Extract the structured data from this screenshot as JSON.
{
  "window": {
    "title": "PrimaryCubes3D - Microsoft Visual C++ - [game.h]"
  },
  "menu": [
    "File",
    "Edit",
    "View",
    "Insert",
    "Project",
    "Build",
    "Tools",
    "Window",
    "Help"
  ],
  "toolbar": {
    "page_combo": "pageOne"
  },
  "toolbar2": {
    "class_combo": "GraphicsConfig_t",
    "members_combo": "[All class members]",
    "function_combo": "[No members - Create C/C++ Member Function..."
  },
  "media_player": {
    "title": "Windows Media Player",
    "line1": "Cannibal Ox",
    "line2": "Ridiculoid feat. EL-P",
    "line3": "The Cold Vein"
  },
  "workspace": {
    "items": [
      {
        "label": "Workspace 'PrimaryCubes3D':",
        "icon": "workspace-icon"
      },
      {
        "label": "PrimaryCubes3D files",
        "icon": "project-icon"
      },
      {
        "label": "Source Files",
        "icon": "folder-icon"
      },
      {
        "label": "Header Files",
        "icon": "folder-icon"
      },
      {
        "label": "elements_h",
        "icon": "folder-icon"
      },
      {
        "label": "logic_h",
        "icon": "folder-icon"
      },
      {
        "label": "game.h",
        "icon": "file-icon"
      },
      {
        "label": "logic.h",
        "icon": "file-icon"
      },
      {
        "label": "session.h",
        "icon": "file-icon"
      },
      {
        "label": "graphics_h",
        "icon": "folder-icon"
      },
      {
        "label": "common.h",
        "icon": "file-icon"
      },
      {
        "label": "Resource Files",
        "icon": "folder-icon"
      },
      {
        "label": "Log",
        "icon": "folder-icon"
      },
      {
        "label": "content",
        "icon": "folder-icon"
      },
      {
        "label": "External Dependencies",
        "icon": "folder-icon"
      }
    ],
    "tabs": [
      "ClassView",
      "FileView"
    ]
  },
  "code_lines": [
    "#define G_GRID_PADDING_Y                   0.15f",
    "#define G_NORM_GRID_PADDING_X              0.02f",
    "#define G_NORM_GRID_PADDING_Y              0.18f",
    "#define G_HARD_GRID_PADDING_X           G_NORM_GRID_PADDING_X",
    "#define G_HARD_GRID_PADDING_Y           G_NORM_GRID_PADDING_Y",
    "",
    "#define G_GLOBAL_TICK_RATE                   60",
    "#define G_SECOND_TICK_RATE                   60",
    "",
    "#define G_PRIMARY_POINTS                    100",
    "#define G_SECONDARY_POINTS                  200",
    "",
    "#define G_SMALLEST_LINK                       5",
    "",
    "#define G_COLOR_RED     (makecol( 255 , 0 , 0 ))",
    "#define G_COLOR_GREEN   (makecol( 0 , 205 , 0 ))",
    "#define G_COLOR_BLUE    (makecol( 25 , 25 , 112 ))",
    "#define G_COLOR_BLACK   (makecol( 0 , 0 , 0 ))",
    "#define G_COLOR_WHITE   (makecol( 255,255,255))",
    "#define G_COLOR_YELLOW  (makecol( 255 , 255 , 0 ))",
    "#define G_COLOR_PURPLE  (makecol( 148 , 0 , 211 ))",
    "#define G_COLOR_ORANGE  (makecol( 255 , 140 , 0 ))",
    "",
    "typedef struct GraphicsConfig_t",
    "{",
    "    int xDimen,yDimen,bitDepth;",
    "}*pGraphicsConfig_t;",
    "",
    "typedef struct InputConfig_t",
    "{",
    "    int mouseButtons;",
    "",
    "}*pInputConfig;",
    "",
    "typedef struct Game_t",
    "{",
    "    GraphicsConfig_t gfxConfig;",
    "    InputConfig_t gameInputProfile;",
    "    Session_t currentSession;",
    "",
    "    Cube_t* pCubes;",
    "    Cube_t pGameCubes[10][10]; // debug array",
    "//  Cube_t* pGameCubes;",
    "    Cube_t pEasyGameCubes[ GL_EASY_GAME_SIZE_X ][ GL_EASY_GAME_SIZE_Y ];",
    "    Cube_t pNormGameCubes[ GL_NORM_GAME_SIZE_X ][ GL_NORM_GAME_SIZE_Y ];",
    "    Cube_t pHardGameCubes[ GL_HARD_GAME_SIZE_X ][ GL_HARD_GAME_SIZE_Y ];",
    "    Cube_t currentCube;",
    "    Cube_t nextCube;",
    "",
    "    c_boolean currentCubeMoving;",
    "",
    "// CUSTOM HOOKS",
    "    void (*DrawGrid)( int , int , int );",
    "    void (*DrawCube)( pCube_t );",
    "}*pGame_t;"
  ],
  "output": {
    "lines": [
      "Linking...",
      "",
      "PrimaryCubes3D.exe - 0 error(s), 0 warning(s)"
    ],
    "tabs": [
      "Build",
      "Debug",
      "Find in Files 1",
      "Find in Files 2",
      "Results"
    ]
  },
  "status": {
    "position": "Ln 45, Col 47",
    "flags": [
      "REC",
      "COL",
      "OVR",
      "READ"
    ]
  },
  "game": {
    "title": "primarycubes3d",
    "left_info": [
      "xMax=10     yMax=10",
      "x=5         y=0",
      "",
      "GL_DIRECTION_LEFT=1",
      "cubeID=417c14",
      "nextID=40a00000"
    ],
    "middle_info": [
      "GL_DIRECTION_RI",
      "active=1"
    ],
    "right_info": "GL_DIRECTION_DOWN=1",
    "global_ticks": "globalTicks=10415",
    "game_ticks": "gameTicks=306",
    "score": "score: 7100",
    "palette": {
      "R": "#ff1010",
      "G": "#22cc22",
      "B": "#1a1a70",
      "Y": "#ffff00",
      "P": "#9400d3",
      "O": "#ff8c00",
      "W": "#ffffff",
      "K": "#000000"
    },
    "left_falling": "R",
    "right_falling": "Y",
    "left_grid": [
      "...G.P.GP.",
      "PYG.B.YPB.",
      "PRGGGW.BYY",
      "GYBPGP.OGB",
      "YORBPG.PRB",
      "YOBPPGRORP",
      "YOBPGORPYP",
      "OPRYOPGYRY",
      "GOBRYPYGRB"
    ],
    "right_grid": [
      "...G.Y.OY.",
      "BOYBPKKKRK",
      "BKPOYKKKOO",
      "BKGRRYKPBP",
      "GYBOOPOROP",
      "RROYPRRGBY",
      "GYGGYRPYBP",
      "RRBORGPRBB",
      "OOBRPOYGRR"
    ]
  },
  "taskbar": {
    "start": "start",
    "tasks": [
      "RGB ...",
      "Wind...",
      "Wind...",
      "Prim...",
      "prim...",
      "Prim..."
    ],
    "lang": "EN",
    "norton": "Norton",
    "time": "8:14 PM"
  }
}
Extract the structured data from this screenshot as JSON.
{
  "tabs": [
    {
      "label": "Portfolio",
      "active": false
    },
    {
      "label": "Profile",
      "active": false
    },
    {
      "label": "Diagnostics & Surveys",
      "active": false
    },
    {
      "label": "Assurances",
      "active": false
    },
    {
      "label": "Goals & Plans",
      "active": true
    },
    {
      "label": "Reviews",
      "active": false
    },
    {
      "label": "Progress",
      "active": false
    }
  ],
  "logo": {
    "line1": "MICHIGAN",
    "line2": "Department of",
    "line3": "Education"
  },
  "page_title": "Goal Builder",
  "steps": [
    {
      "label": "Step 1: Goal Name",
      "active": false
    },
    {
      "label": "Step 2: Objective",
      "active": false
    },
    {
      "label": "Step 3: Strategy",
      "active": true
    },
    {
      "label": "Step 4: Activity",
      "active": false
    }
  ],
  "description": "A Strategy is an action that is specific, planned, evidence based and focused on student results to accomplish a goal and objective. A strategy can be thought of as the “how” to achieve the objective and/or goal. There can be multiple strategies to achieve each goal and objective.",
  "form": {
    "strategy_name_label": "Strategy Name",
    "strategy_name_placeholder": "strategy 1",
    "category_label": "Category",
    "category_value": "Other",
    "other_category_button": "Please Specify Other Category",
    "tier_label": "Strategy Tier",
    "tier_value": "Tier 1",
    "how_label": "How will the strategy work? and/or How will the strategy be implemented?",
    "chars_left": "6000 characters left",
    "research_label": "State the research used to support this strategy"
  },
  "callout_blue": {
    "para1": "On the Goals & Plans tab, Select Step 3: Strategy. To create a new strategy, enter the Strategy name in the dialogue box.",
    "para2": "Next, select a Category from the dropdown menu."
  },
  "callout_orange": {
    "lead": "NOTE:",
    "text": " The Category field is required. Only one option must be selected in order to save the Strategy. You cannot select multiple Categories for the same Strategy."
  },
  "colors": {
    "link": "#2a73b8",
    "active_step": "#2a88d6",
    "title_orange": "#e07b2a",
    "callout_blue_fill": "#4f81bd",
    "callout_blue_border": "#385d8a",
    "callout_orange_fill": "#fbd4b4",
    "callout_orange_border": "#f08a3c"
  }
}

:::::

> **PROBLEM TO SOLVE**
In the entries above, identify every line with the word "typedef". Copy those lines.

> **OUTPUT FOR THIS EXERCISE**
    "typedef struct GraphicsConfig_t",
    "typedef struct InputConfig_t",
    "typedef struct Game_t",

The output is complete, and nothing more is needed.